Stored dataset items

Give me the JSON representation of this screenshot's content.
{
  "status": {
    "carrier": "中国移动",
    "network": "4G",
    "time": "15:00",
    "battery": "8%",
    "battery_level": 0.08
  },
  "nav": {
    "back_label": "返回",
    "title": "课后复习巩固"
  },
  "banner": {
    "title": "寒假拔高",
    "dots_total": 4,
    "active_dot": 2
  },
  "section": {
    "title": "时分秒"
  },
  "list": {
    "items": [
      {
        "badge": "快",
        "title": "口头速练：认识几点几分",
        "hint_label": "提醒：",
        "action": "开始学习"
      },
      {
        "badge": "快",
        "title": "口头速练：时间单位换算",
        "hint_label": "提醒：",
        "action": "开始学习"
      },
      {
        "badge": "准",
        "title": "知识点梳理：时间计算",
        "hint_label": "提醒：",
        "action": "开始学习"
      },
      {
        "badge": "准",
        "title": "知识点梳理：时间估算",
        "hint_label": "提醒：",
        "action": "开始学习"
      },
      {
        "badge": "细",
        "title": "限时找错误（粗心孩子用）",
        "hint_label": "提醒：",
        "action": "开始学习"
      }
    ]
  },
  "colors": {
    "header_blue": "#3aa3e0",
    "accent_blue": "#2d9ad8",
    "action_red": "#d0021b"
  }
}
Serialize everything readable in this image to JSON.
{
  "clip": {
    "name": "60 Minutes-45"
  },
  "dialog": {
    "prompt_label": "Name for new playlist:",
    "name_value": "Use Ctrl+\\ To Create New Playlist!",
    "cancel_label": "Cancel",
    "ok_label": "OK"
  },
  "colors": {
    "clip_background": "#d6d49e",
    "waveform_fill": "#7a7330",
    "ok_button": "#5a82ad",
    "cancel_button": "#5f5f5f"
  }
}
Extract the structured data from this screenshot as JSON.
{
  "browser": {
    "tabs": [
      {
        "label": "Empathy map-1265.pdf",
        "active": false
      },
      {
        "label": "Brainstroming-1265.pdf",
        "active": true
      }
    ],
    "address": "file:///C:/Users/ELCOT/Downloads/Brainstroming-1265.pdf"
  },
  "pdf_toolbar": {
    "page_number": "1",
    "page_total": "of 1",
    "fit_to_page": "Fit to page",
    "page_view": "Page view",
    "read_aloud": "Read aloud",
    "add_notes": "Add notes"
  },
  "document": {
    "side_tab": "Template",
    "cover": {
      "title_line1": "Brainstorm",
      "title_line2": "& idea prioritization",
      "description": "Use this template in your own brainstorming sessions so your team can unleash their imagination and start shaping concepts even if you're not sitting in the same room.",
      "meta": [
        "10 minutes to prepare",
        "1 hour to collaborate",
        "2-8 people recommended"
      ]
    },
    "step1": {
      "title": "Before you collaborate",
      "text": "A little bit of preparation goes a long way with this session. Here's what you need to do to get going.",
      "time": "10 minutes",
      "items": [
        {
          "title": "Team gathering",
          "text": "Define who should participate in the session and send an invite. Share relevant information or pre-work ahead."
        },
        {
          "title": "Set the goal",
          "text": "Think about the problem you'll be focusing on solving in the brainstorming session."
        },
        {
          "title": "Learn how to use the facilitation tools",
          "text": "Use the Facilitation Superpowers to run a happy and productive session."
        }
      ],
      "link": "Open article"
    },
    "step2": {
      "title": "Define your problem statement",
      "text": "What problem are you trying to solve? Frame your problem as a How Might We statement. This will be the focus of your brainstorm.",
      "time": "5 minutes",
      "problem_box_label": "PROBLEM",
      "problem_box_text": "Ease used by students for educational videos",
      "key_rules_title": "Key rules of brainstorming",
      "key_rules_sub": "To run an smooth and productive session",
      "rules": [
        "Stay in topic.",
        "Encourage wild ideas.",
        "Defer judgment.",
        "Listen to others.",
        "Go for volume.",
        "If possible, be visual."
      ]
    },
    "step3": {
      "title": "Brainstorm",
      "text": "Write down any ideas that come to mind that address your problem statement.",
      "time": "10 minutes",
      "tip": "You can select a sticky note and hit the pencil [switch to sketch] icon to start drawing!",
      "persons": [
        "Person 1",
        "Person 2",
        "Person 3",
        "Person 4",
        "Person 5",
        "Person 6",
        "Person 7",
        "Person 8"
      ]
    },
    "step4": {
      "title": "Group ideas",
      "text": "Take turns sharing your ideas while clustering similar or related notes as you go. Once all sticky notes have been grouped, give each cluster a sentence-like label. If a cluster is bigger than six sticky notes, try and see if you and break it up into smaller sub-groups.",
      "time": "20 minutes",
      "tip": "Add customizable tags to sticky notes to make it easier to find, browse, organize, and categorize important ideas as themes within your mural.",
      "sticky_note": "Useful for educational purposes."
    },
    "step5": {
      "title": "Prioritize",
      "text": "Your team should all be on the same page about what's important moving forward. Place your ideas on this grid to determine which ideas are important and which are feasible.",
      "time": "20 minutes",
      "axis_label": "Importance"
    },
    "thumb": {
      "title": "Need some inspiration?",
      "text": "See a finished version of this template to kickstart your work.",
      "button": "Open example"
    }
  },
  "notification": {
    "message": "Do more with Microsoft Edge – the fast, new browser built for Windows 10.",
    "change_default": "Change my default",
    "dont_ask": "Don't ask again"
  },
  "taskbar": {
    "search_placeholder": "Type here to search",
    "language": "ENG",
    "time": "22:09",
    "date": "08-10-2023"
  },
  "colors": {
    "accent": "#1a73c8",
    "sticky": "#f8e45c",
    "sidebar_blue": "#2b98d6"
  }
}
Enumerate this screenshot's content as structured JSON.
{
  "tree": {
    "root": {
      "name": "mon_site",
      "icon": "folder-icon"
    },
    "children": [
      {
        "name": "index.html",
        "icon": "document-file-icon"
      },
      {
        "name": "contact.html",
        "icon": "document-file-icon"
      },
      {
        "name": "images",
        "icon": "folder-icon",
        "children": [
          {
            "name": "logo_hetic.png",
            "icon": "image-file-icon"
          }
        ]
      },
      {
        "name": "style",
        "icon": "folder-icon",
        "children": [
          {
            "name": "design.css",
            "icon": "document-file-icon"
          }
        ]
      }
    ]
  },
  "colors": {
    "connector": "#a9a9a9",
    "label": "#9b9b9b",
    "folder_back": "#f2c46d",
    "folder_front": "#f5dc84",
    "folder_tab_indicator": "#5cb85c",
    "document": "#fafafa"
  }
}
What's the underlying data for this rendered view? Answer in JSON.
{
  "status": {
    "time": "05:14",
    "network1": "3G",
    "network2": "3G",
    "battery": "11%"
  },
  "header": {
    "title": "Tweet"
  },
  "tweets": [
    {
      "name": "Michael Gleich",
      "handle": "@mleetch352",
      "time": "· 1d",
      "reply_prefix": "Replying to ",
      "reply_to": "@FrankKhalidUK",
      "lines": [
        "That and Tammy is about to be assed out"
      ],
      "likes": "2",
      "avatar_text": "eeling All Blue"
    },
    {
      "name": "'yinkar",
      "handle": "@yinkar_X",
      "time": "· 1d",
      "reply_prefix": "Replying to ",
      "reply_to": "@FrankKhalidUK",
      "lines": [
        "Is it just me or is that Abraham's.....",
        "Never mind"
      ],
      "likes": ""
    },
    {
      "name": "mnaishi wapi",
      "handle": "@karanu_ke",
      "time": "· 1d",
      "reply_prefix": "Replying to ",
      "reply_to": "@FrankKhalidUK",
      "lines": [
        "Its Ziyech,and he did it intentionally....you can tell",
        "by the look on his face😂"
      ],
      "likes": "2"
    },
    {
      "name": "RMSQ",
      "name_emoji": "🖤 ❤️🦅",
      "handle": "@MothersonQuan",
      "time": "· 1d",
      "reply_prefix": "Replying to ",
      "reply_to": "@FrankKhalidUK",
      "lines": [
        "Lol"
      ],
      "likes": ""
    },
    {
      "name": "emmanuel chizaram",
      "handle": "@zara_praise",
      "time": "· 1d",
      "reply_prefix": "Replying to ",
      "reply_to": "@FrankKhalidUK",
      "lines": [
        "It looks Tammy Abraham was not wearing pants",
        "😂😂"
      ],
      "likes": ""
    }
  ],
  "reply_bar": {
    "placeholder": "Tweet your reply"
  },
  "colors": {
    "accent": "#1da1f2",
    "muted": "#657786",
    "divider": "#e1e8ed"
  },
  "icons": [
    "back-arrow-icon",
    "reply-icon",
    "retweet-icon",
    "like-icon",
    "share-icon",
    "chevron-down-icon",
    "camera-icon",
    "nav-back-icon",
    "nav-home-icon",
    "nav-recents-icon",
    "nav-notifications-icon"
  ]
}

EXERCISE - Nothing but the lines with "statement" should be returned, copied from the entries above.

RESPONSE BOX -
      "title": "Define your problem statement",
      "text": "What problem are you trying to solve? Frame your problem as a How Might We statement. This will be the focus of your brainstorm.",
      "text": "Write down any ideas that come to mind that address your problem statement.",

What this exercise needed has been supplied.